→ What you are asked to do: Output the records in full, exactly as given.

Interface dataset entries
= = = = = = =
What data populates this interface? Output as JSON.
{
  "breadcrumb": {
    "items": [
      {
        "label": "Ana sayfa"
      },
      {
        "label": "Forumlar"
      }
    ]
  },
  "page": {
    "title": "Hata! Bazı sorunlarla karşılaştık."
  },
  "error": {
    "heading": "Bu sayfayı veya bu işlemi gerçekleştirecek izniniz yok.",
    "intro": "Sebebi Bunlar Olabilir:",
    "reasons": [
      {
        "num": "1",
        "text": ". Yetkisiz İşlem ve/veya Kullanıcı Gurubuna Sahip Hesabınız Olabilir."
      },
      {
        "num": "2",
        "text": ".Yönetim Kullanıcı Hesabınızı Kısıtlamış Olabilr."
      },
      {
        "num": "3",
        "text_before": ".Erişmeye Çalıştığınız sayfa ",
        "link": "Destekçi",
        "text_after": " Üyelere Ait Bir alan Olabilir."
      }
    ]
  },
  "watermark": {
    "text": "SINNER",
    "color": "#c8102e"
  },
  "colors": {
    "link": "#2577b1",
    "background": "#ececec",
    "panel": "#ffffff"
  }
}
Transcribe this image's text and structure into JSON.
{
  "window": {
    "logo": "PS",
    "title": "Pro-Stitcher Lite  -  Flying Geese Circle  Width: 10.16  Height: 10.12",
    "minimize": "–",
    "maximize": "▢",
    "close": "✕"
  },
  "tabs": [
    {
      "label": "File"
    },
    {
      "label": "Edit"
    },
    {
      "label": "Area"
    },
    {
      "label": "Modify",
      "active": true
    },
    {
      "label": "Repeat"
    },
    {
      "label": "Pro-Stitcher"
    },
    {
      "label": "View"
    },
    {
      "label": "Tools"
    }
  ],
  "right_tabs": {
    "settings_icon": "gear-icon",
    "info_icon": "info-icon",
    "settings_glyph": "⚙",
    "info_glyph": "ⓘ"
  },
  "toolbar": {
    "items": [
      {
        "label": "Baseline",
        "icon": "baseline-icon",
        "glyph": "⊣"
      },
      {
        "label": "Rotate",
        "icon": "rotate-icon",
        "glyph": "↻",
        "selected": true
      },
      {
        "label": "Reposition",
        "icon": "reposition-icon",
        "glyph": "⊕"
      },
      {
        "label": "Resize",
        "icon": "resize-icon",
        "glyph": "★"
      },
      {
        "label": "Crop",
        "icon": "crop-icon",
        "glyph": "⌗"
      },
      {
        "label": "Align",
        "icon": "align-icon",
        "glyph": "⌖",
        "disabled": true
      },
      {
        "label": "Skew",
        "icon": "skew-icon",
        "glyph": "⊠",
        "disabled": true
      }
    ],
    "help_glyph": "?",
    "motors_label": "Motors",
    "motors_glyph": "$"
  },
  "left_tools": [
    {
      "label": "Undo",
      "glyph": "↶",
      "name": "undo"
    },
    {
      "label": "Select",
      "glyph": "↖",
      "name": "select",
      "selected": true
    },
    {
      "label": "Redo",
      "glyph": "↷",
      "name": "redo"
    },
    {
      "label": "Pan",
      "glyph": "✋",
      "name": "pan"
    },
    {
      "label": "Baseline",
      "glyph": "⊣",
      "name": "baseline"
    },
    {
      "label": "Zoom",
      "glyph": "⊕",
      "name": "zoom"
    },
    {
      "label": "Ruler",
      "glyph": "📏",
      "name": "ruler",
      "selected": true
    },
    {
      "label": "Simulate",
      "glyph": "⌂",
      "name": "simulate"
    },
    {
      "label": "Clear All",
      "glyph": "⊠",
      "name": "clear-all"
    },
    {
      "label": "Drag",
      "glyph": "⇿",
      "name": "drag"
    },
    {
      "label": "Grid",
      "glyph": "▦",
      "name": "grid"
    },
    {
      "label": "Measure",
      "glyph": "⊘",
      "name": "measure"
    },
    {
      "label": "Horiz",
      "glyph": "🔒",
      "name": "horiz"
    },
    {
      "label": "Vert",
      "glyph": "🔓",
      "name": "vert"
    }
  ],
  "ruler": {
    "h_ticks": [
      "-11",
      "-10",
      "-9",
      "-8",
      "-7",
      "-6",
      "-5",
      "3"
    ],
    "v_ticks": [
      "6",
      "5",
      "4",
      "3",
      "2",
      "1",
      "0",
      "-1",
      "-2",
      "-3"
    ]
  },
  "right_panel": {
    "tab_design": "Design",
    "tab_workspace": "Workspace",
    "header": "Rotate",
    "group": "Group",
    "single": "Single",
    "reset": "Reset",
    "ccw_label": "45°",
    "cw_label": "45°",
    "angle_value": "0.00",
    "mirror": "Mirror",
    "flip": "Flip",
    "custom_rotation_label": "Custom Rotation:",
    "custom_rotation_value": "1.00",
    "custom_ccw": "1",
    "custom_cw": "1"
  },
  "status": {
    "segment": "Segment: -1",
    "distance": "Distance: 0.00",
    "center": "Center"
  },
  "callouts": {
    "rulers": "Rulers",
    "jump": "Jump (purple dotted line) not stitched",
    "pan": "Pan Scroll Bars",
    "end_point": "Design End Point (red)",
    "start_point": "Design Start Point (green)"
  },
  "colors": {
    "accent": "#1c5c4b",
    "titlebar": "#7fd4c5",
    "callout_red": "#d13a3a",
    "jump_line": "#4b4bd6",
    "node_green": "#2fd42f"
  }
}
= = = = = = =
→ Solution to the problem:
What data populates this interface? Output as JSON.
{
  "breadcrumb": {
    "items": [
      {
        "label": "Ana sayfa"
      },
      {
        "label": "Forumlar"
      }
    ]
  },
  "page": {
    "title": "Hata! Bazı sorunlarla karşılaştık."
  },
  "error": {
    "heading": "Bu sayfayı veya bu işlemi gerçekleştirecek izniniz yok.",
    "intro": "Sebebi Bunlar Olabilir:",
    "reasons": [
      {
        "num": "1",
        "text": ". Yetkisiz İşlem ve/veya Kullanıcı Gurubuna Sahip Hesabınız Olabilir."
      },
      {
        "num": "2",
        "text": ".Yönetim Kullanıcı Hesabınızı Kısıtlamış Olabilr."
      },
      {
        "num": "3",
        "text_before": ".Erişmeye Çalıştığınız sayfa ",
        "link": "Destekçi",
        "text_after": " Üyelere Ait Bir alan Olabilir."
      }
    ]
  },
  "watermark": {
    "text": "SINNER",
    "color": "#c8102e"
  },
  "colors": {
    "link": "#2577b1",
    "background": "#ececec",
    "panel": "#ffffff"
  }
}
Transcribe this image's text and structure into JSON.
{
  "window": {
    "logo": "PS",
    "title": "Pro-Stitcher Lite  -  Flying Geese Circle  Width: 10.16  Height: 10.12",
    "minimize": "–",
    "maximize": "▢",
    "close": "✕"
  },
  "tabs": [
    {
      "label": "File"
    },
    {
      "label": "Edit"
    },
    {
      "label": "Area"
    },
    {
      "label": "Modify",
      "active": true
    },
    {
      "label": "Repeat"
    },
    {
      "label": "Pro-Stitcher"
    },
    {
      "label": "View"
    },
    {
      "label": "Tools"
    }
  ],
  "right_tabs": {
    "settings_icon": "gear-icon",
    "info_icon": "info-icon",
    "settings_glyph": "⚙",
    "info_glyph": "ⓘ"
  },
  "toolbar": {
    "items": [
      {
        "label": "Baseline",
        "icon": "baseline-icon",
        "glyph": "⊣"
      },
      {
        "label": "Rotate",
        "icon": "rotate-icon",
        "glyph": "↻",
        "selected": true
      },
      {
        "label": "Reposition",
        "icon": "reposition-icon",
        "glyph": "⊕"
      },
      {
        "label": "Resize",
        "icon": "resize-icon",
        "glyph": "★"
      },
      {
        "label": "Crop",
        "icon": "crop-icon",
        "glyph": "⌗"
      },
      {
        "label": "Align",
        "icon": "align-icon",
        "glyph": "⌖",
        "disabled": true
      },
      {
        "label": "Skew",
        "icon": "skew-icon",
        "glyph": "⊠",
        "disabled": true
      }
    ],
    "help_glyph": "?",
    "motors_label": "Motors",
    "motors_glyph": "$"
  },
  "left_tools": [
    {
      "label": "Undo",
      "glyph": "↶",
      "name": "undo"
    },
    {
      "label": "Select",
      "glyph": "↖",
      "name": "select",
      "selected": true
    },
    {
      "label": "Redo",
      "glyph": "↷",
      "name": "redo"
    },
    {
      "label": "Pan",
      "glyph": "✋",
      "name": "pan"
    },
    {
      "label": "Baseline",
      "glyph": "⊣",
      "name": "baseline"
    },
    {
      "label": "Zoom",
      "glyph": "⊕",
      "name": "zoom"
    },
    {
      "label": "Ruler",
      "glyph": "📏",
      "name": "ruler",
      "selected": true
    },
    {
      "label": "Simulate",
      "glyph": "⌂",
      "name": "simulate"
    },
    {
      "label": "Clear All",
      "glyph": "⊠",
      "name": "clear-all"
    },
    {
      "label": "Drag",
      "glyph": "⇿",
      "name": "drag"
    },
    {
      "label": "Grid",
      "glyph": "▦",
      "name": "grid"
    },
    {
      "label": "Measure",
      "glyph": "⊘",
      "name": "measure"
    },
    {
      "label": "Horiz",
      "glyph": "🔒",
      "name": "horiz"
    },
    {
      "label": "Vert",
      "glyph": "🔓",
      "name": "vert"
    }
  ],
  "ruler": {
    "h_ticks": [
      "-11",
      "-10",
      "-9",
      "-8",
      "-7",
      "-6",
      "-5",
      "3"
    ],
    "v_ticks": [
      "6",
      "5",
      "4",
      "3",
      "2",
      "1",
      "0",
      "-1",
      "-2",
      "-3"
    ]
  },
  "right_panel": {
    "tab_design": "Design",
    "tab_workspace": "Workspace",
    "header": "Rotate",
    "group": "Group",
    "single": "Single",
    "reset": "Reset",
    "ccw_label": "45°",
    "cw_label": "45°",
    "angle_value": "0.00",
    "mirror": "Mirror",
    "flip": "Flip",
    "custom_rotation_label": "Custom Rotation:",
    "custom_rotation_value": "1.00",
    "custom_ccw": "1",
    "custom_cw": "1"
  },
  "status": {
    "segment": "Segment: -1",
    "distance": "Distance: 0.00",
    "center": "Center"
  },
  "callouts": {
    "rulers": "Rulers",
    "jump": "Jump (purple dotted line) not stitched",
    "pan": "Pan Scroll Bars",
    "end_point": "Design End Point (red)",
    "start_point": "Design Start Point (green)"
  },
  "colors": {
    "accent": "#1c5c4b",
    "titlebar": "#7fd4c5",
    "callout_red": "#d13a3a",
    "jump_line": "#4b4bd6",
    "node_green": "#2fd42f"
  }
}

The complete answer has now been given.